Poll: Half of Scots want to use election to vote on secession
According to a survey, after the judicial decision for a new Scottish independence referendum, around half of the Scots want to use the next British general election to vote on secession from the United Kingdom.
Supporters and opponents of Scottish independence take part in rallies outside the Scottish Parliament. Photo: Jane Barlow/PA Wire/dpa
This is the result of a representative flash survey of a good 1000 Scots on behalf of Channel 4, which was carried out on Wednesday after a landmark judgment by the British Supreme Court.
According to the Supreme Court, the Scottish Parliament has no right to call a referendum.
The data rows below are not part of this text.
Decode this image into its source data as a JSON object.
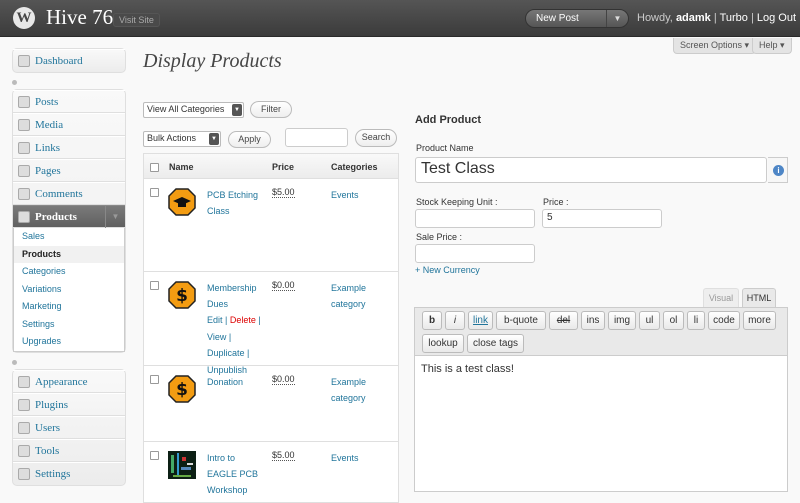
{
  "topbar": {
    "logo": "W",
    "site_title": "Hive 76",
    "visit_site": "Visit Site",
    "new_post": "New Post",
    "howdy": "Howdy,",
    "username": "adamk",
    "turbo": "Turbo",
    "logout": "Log Out",
    "sep": "|"
  },
  "screen_options": "Screen Options ▾",
  "help": "Help ▾",
  "menu": {
    "dashboard": "Dashboard",
    "posts": "Posts",
    "media": "Media",
    "links": "Links",
    "pages": "Pages",
    "comments": "Comments",
    "products": "Products",
    "sub": [
      "Sales",
      "Products",
      "Categories",
      "Variations",
      "Marketing",
      "Settings",
      "Upgrades"
    ],
    "appearance": "Appearance",
    "plugins": "Plugins",
    "users": "Users",
    "tools": "Tools",
    "settings": "Settings"
  },
  "page_title": "Display Products",
  "filters": {
    "category_select": "View All Categories",
    "filter_btn": "Filter",
    "bulk_select": "Bulk Actions",
    "apply_btn": "Apply",
    "search_value": "",
    "search_btn": "Search"
  },
  "table": {
    "headers": {
      "name": "Name",
      "price": "Price",
      "categories": "Categories"
    },
    "rows": [
      {
        "name": "PCB Etching Class",
        "price": "$5.00",
        "category": "Events",
        "icon": "mortarboard-hex"
      },
      {
        "name": "Membership Dues",
        "price": "$0.00",
        "category": "Example category",
        "icon": "dollar-hex",
        "actions": {
          "edit": "Edit",
          "delete": "Delete",
          "view": "View",
          "duplicate": "Duplicate",
          "unpublish": "Unpublish",
          "sep": "|"
        }
      },
      {
        "name": "Donation",
        "price": "$0.00",
        "category": "Example category",
        "icon": "dollar-hex"
      },
      {
        "name": "Intro to EAGLE PCB Workshop",
        "price": "$5.00",
        "category": "Events",
        "icon": "pcb-photo"
      }
    ]
  },
  "add_product": {
    "title": "Add Product",
    "name_label": "Product Name",
    "name_value": "Test Class",
    "sku_label": "Stock Keeping Unit :",
    "sku_value": "",
    "price_label": "Price :",
    "price_value": "5",
    "sale_label": "Sale Price :",
    "sale_value": "",
    "new_currency": "+ New Currency",
    "tab_visual": "Visual",
    "tab_html": "HTML",
    "quicktags": [
      "b",
      "i",
      "link",
      "b-quote",
      "del",
      "ins",
      "img",
      "ul",
      "ol",
      "li",
      "code",
      "more",
      "lookup",
      "close tags"
    ],
    "content": "This is a test class!"
  }
}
Scottish Prime Minister Nicola Sturgeon recognizes the decision, but wants to make the next British general election a quasi-referendum and contest the election campaign of her Scottish National Party (SNP) only with the question of independence.
51 per cent of respondents said they would vote for the SNP if their vote could be used as a mandate to negotiate Scottish independence with central London. Around a third do not want to do this.
On a similar question, half of Scots polled (50 per cent to be exact) said they would vote for the SNP if victory for the party could see Scotland leave the UK.
Of the 1,006 respondents, 412 voted for the Scottish National Party in the last election. So the independence question gave the party a small boost in the poll. The Greens and the Alba splinter party are also in favor of Scotland’s independence in the Scottish Parliament. The next British general election is expected to take place in 2024.
In the first referendum in 2014, a majority of Scots voted to remain in the union with Great Britain. For London, the question is thus decided in the long term. But Prime Minister Sturgeon argues that Brexit, which the Scots clearly rejected in 2016, has changed the situation. She wants to lead an independent Scotland back into the EU. In Parliament in Edinburgh, pro-independence is in the majority.